● **Input data**
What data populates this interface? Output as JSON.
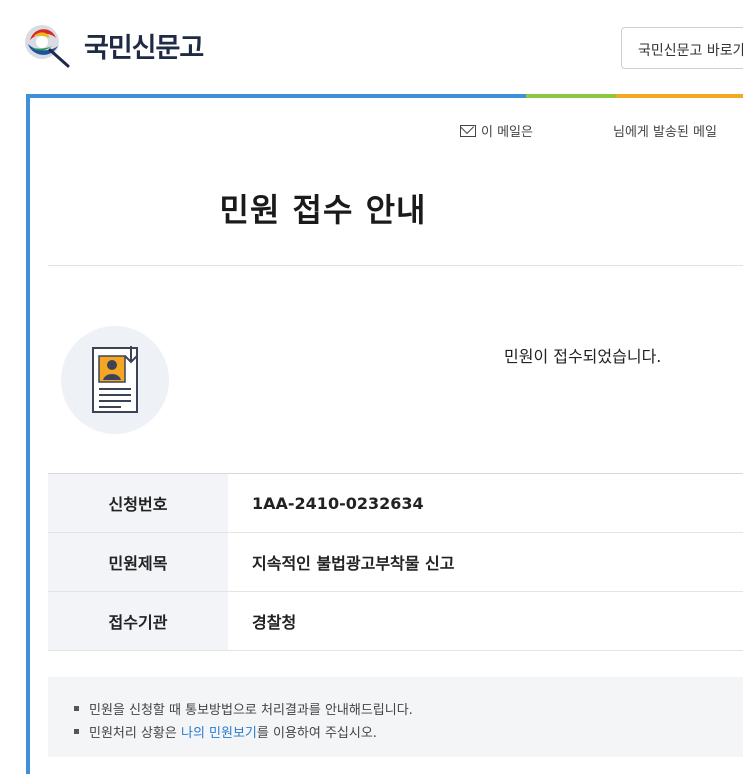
{
  "header": {
    "logo_text": "국민신문고",
    "shortcut_label": "국민신문고 바로가기"
  },
  "mail_note": {
    "prefix": "이 메일은",
    "suffix": "님에게 발송된 메일"
  },
  "title": "민원 접수 안내",
  "message": "민원이 접수되었습니다.",
  "table": {
    "rows": [
      {
        "label": "신청번호",
        "value": "1AA-2410-0232634"
      },
      {
        "label": "민원제목",
        "value": "지속적인 불법광고부착물 신고"
      },
      {
        "label": "접수기관",
        "value": "경찰청"
      }
    ]
  },
  "notes": {
    "line1": "민원을 신청할 때 통보방법으로 처리결과를 안내해드립니다.",
    "line2_prefix": "민원처리 상황은 ",
    "line2_link": "나의 민원보기",
    "line2_suffix": "를 이용하여 주십시오."
  },
  "colors": {
    "accent_blue": "#3f8fd9",
    "accent_green": "#8dc63f",
    "accent_orange": "#f5a623"
  }
}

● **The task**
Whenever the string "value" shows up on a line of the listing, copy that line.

● **Output**
        "value": "1AA-2410-0232634"
        "value": "지속적인 불법광고부착물 신고"
        "value": "경찰청"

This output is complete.